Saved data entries
BEGIN

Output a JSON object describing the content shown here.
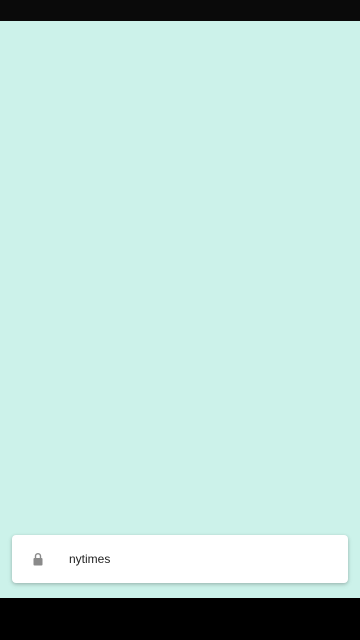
{
  "snackbar": {
    "label": "nytimes",
    "icon": "lock-icon"
  },
  "colors": {
    "background": "#ccf2ea",
    "status_bar": "#0a0a0a",
    "nav_bar": "#000000",
    "card": "#ffffff",
    "icon": "#8a8a8a",
    "text": "#1f1f1f"
  }
}
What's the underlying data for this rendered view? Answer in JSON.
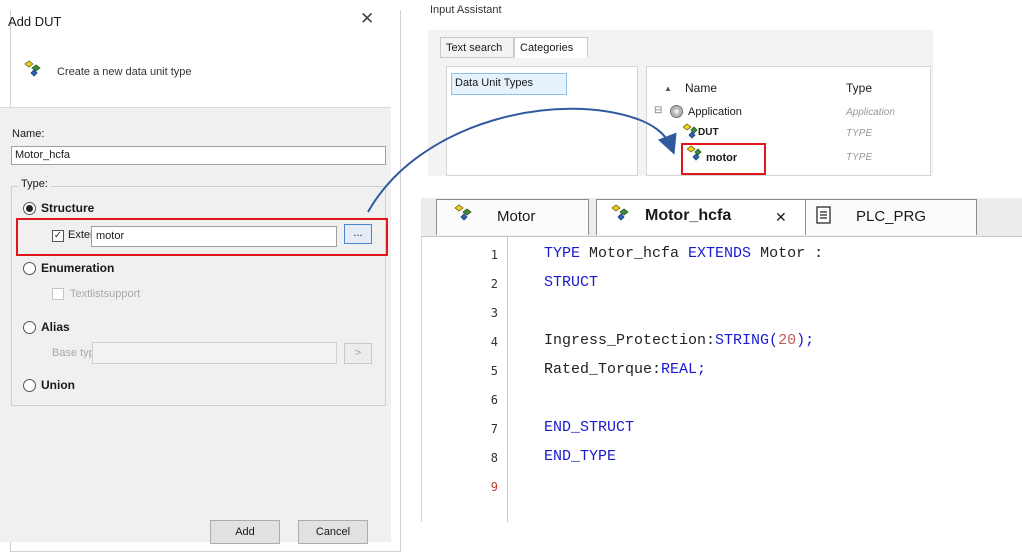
{
  "dialog": {
    "title": "Add DUT",
    "close_glyph": "✕",
    "hint": "Create a new data unit type",
    "name_label": "Name:",
    "name_value": "Motor_hcfa",
    "type_label": "Type:",
    "structure_label": "Structure",
    "extends_checked_glyph": "✓",
    "extends_label": "Extends:",
    "extends_value": "motor",
    "extends_btn": "...",
    "enumeration_label": "Enumeration",
    "textlist_label": "Textlistsupport",
    "alias_label": "Alias",
    "base_type_label": "Base type:",
    "base_btn": ">",
    "union_label": "Union",
    "add_btn": "Add",
    "cancel_btn": "Cancel"
  },
  "input_assistant": {
    "title": "Input Assistant",
    "tabs": [
      "Text search",
      "Categories"
    ],
    "category": "Data Unit Types",
    "sort_glyph": "▲",
    "col_name": "Name",
    "col_type": "Type",
    "expand_glyph": "⊟",
    "rows": [
      {
        "name": "Application",
        "type": "Application"
      },
      {
        "name": "DUT",
        "type": "TYPE"
      },
      {
        "name": "motor",
        "type": "TYPE"
      }
    ]
  },
  "editor": {
    "tabs": [
      "Motor",
      "Motor_hcfa",
      "PLC_PRG"
    ],
    "tab_close_glyph": "✕",
    "line_numbers": [
      "1",
      "2",
      "3",
      "4",
      "5",
      "6",
      "7",
      "8",
      "9"
    ],
    "code": {
      "l1_kw1": "TYPE",
      "l1_name": " Motor_hcfa ",
      "l1_kw2": "EXTENDS",
      "l1_rest": " Motor :",
      "l2": "STRUCT",
      "l4_name": "Ingress_Protection:",
      "l4_kw": "STRING",
      "l4_open": "(",
      "l4_num": "20",
      "l4_close": ");",
      "l5_name": "Rated_Torque:",
      "l5_kw": "REAL",
      "l5_semi": ";",
      "l7": "END_STRUCT",
      "l8": "END_TYPE"
    }
  },
  "colors": {
    "highlight_red": "#e0161b",
    "keyword_blue": "#1a1ad1",
    "arrow_blue": "#2f5a9e"
  }
}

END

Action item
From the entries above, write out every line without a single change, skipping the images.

Written answer
Output a JSON object describing the content shown here.
{
  "snackbar": {
    "label": "nytimes",
    "icon": "lock-icon"
  },
  "colors": {
    "background": "#ccf2ea",
    "status_bar": "#0a0a0a",
    "nav_bar": "#000000",
    "card": "#ffffff",
    "icon": "#8a8a8a",
    "text": "#1f1f1f"
  }
}
What's the underlying data for this rendered view? Answer in JSON.
{
  "dialog": {
    "title": "Add DUT",
    "close_glyph": "✕",
    "hint": "Create a new data unit type",
    "name_label": "Name:",
    "name_value": "Motor_hcfa",
    "type_label": "Type:",
    "structure_label": "Structure",
    "extends_checked_glyph": "✓",
    "extends_label": "Extends:",
    "extends_value": "motor",
    "extends_btn": "...",
    "enumeration_label": "Enumeration",
    "textlist_label": "Textlistsupport",
    "alias_label": "Alias",
    "base_type_label": "Base type:",
    "base_btn": ">",
    "union_label": "Union",
    "add_btn": "Add",
    "cancel_btn": "Cancel"
  },
  "input_assistant": {
    "title": "Input Assistant",
    "tabs": [
      "Text search",
      "Categories"
    ],
    "category": "Data Unit Types",
    "sort_glyph": "▲",
    "col_name": "Name",
    "col_type": "Type",
    "expand_glyph": "⊟",
    "rows": [
      {
        "name": "Application",
        "type": "Application"
      },
      {
        "name": "DUT",
        "type": "TYPE"
      },
      {
        "name": "motor",
        "type": "TYPE"
      }
    ]
  },
  "editor": {
    "tabs": [
      "Motor",
      "Motor_hcfa",
      "PLC_PRG"
    ],
    "tab_close_glyph": "✕",
    "line_numbers": [
      "1",
      "2",
      "3",
      "4",
      "5",
      "6",
      "7",
      "8",
      "9"
    ],
    "code": {
      "l1_kw1": "TYPE",
      "l1_name": " Motor_hcfa ",
      "l1_kw2": "EXTENDS",
      "l1_rest": " Motor :",
      "l2": "STRUCT",
      "l4_name": "Ingress_Protection:",
      "l4_kw": "STRING",
      "l4_open": "(",
      "l4_num": "20",
      "l4_close": ");",
      "l5_name": "Rated_Torque:",
      "l5_kw": "REAL",
      "l5_semi": ";",
      "l7": "END_STRUCT",
      "l8": "END_TYPE"
    }
  },
  "colors": {
    "highlight_red": "#e0161b",
    "keyword_blue": "#1a1ad1",
    "arrow_blue": "#2f5a9e"
  }
}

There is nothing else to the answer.